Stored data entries
----------------
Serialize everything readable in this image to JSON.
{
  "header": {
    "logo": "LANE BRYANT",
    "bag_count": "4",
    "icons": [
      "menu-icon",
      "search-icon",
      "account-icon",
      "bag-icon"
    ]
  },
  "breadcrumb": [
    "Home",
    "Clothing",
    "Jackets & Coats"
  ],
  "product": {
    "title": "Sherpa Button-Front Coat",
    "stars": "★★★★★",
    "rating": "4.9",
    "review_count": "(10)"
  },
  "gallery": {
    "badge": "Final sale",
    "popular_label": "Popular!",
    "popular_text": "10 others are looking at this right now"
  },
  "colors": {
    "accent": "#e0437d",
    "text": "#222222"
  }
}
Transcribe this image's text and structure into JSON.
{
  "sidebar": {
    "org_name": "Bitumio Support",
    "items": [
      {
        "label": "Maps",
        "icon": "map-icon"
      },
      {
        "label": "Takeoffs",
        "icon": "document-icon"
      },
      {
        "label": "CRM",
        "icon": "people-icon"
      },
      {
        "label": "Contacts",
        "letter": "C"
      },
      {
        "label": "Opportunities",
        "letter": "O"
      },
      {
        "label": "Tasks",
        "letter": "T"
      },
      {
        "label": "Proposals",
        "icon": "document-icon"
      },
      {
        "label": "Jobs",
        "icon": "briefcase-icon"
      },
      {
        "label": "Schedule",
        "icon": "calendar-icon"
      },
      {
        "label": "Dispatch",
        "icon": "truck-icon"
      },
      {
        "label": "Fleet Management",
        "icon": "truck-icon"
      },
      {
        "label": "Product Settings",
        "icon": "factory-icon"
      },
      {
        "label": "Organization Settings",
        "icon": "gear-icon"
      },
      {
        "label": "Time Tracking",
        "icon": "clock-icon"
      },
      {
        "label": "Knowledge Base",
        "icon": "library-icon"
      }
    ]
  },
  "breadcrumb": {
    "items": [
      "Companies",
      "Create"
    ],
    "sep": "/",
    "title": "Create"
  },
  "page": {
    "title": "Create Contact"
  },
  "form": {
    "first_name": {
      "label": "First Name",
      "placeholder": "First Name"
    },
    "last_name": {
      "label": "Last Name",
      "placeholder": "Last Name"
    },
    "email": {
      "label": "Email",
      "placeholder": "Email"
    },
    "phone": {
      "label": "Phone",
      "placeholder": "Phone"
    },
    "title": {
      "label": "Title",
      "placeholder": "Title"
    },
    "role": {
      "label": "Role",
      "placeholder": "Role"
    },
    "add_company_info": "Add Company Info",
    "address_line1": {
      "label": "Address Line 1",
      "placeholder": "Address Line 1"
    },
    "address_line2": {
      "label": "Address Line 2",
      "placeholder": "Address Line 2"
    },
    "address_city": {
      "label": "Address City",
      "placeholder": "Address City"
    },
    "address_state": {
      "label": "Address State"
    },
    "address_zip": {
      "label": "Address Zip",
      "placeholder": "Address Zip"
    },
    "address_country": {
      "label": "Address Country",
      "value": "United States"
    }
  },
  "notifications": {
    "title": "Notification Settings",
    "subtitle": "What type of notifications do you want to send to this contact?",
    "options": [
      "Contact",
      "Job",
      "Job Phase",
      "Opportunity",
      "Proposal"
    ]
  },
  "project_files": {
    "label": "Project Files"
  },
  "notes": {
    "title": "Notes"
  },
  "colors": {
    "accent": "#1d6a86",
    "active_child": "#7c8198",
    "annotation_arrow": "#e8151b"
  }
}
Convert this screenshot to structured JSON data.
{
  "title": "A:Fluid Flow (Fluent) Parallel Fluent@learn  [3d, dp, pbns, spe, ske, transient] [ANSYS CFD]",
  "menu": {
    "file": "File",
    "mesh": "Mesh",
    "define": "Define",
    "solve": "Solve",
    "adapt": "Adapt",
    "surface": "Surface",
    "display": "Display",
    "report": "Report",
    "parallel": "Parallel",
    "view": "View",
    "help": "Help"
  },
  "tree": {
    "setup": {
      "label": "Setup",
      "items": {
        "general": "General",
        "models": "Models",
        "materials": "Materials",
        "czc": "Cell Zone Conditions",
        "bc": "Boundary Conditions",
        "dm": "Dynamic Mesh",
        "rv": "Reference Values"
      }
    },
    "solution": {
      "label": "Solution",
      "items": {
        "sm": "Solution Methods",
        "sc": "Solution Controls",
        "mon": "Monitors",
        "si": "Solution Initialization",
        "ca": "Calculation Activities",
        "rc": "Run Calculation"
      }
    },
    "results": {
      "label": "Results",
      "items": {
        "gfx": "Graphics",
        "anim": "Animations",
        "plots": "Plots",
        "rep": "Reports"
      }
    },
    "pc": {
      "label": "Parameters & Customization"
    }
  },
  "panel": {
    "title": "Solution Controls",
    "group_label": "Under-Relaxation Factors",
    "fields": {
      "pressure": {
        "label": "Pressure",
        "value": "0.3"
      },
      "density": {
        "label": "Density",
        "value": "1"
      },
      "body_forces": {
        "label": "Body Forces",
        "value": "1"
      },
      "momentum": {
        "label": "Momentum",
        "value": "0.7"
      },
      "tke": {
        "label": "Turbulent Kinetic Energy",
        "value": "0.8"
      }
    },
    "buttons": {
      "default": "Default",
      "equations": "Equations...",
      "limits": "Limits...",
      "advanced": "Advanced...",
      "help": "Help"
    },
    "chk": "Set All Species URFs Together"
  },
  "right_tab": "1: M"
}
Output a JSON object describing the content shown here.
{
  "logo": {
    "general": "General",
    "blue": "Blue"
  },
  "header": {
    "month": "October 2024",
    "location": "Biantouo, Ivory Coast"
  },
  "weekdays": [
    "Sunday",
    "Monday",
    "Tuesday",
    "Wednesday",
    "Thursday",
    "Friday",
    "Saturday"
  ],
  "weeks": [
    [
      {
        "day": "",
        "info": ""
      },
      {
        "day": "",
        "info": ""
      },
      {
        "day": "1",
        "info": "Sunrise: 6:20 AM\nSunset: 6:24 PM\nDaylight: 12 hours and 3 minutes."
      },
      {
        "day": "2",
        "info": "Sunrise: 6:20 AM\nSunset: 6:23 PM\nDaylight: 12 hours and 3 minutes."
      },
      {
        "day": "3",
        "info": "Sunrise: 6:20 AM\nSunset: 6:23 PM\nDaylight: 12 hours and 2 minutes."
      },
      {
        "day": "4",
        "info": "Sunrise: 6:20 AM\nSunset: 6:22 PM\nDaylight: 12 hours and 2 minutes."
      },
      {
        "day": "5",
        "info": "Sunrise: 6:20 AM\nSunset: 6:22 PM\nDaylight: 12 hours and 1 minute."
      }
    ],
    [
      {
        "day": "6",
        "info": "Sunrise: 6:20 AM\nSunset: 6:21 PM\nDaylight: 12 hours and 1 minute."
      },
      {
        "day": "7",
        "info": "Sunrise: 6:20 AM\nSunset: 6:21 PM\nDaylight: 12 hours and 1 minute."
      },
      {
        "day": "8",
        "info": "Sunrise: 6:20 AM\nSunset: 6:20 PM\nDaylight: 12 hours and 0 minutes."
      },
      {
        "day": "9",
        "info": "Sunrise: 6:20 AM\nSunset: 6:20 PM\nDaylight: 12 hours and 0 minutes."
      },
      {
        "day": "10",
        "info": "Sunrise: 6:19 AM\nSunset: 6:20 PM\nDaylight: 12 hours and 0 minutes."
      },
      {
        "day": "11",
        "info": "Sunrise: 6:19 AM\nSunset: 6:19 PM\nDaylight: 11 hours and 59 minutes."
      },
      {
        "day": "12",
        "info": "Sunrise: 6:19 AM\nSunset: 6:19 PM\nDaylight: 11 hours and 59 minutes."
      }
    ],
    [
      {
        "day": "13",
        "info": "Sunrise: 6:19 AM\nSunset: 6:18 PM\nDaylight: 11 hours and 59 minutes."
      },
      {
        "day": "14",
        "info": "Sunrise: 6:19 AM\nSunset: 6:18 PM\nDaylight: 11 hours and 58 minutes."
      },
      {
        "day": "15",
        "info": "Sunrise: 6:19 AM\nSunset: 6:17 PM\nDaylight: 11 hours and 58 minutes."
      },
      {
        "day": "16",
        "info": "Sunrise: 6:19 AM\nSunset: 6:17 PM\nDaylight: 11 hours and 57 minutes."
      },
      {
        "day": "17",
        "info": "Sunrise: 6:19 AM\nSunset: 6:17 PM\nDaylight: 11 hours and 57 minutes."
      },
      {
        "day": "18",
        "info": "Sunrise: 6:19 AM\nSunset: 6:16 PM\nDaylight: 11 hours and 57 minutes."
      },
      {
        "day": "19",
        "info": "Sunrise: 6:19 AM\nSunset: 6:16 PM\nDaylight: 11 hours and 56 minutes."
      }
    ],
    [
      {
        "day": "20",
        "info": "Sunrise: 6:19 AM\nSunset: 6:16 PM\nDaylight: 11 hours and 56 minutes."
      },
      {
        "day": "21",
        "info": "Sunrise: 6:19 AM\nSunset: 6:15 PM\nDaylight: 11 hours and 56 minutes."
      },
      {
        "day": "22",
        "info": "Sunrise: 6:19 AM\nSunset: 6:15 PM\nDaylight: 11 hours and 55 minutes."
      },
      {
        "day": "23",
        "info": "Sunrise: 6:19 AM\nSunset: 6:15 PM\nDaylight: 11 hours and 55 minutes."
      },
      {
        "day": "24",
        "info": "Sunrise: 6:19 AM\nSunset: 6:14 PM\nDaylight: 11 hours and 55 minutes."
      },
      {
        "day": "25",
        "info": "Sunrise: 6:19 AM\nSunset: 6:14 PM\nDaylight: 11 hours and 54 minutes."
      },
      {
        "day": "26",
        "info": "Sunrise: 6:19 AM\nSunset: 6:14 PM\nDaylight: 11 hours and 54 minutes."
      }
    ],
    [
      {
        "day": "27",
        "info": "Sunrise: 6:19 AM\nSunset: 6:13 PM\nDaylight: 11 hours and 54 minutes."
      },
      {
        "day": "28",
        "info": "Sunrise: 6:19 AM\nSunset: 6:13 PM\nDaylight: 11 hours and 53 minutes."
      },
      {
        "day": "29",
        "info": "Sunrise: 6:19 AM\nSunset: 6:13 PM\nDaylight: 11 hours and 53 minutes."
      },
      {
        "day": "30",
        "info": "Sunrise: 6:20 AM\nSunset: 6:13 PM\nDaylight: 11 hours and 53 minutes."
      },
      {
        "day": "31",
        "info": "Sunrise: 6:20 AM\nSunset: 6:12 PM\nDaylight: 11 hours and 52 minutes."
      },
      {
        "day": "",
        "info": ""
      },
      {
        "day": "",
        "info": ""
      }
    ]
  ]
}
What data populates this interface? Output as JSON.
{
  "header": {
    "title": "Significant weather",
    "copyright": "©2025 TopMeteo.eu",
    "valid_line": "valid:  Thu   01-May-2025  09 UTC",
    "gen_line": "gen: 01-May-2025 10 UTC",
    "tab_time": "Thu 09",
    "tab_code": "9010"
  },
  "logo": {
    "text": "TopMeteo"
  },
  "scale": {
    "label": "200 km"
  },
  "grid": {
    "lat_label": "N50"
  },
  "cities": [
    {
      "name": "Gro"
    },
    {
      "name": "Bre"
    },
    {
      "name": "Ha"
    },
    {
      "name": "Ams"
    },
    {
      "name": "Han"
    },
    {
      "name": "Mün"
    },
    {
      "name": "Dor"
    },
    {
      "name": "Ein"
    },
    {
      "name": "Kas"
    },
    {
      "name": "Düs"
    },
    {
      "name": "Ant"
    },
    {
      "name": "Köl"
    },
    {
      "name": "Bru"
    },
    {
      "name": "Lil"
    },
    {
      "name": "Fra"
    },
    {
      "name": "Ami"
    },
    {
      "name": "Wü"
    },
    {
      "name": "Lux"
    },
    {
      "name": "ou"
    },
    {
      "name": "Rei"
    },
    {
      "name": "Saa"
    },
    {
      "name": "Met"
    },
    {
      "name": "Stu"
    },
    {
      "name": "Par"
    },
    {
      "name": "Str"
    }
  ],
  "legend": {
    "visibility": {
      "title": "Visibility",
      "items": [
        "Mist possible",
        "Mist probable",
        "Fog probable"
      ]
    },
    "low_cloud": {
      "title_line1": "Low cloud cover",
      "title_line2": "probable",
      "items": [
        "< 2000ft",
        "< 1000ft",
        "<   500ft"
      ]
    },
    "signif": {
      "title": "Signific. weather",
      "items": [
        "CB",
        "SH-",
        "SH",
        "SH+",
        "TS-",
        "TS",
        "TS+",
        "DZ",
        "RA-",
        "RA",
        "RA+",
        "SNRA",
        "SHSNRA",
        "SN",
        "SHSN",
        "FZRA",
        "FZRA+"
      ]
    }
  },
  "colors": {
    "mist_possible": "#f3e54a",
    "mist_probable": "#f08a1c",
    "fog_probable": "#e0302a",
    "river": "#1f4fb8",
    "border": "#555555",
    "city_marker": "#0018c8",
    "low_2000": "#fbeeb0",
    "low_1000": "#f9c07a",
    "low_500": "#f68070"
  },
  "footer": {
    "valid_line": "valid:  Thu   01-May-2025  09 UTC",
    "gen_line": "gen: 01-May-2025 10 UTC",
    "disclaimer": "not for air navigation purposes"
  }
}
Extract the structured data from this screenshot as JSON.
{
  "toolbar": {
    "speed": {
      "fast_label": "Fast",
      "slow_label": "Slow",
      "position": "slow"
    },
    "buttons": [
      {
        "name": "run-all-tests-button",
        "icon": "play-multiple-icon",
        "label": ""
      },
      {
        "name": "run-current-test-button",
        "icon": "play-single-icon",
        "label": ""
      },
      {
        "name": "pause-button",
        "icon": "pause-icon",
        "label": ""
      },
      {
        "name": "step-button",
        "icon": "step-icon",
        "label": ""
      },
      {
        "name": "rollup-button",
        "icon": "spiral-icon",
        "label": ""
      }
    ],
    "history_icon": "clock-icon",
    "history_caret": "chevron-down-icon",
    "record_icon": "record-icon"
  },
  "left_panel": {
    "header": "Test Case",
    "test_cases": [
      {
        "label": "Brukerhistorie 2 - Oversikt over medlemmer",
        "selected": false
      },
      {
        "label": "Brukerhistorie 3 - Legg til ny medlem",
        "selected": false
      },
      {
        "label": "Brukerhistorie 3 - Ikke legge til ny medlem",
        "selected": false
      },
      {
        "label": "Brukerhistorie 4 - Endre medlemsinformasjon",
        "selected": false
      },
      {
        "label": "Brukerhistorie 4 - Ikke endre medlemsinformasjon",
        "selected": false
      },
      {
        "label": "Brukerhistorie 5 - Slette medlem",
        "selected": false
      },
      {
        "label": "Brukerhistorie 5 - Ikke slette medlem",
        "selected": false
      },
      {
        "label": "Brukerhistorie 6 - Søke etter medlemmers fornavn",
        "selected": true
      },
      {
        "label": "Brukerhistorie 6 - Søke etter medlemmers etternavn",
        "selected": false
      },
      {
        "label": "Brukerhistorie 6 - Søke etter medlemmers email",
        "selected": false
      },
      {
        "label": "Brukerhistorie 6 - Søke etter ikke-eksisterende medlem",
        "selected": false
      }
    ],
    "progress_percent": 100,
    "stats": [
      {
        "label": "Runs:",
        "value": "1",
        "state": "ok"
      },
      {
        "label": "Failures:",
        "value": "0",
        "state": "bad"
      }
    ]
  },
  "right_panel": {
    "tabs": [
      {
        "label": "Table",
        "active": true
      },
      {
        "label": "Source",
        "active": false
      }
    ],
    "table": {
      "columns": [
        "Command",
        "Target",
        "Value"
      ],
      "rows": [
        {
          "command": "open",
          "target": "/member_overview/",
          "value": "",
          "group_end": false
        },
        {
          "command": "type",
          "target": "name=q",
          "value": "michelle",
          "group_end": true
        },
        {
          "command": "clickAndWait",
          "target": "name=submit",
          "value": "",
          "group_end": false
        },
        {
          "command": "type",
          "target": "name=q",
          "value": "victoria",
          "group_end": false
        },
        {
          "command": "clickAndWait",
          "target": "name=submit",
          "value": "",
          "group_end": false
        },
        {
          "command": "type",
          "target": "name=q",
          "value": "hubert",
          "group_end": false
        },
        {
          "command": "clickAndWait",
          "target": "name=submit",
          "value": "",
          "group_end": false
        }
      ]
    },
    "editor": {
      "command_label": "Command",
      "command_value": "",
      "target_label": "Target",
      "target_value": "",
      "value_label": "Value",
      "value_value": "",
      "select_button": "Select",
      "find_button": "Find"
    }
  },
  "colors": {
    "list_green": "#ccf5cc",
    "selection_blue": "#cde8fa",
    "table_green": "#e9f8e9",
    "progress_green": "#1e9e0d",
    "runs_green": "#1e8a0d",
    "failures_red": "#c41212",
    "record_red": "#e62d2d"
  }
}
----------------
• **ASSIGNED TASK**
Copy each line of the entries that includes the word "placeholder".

• **RESULT OF THE TASK**
      "placeholder": "First Name"
      "placeholder": "Last Name"
      "placeholder": "Email"
      "placeholder": "Phone"
      "placeholder": "Title"
      "placeholder": "Role"
      "placeholder": "Address Line 1"
      "placeholder": "Address Line 2"
      "placeholder": "Address City"
      "placeholder": "Address Zip"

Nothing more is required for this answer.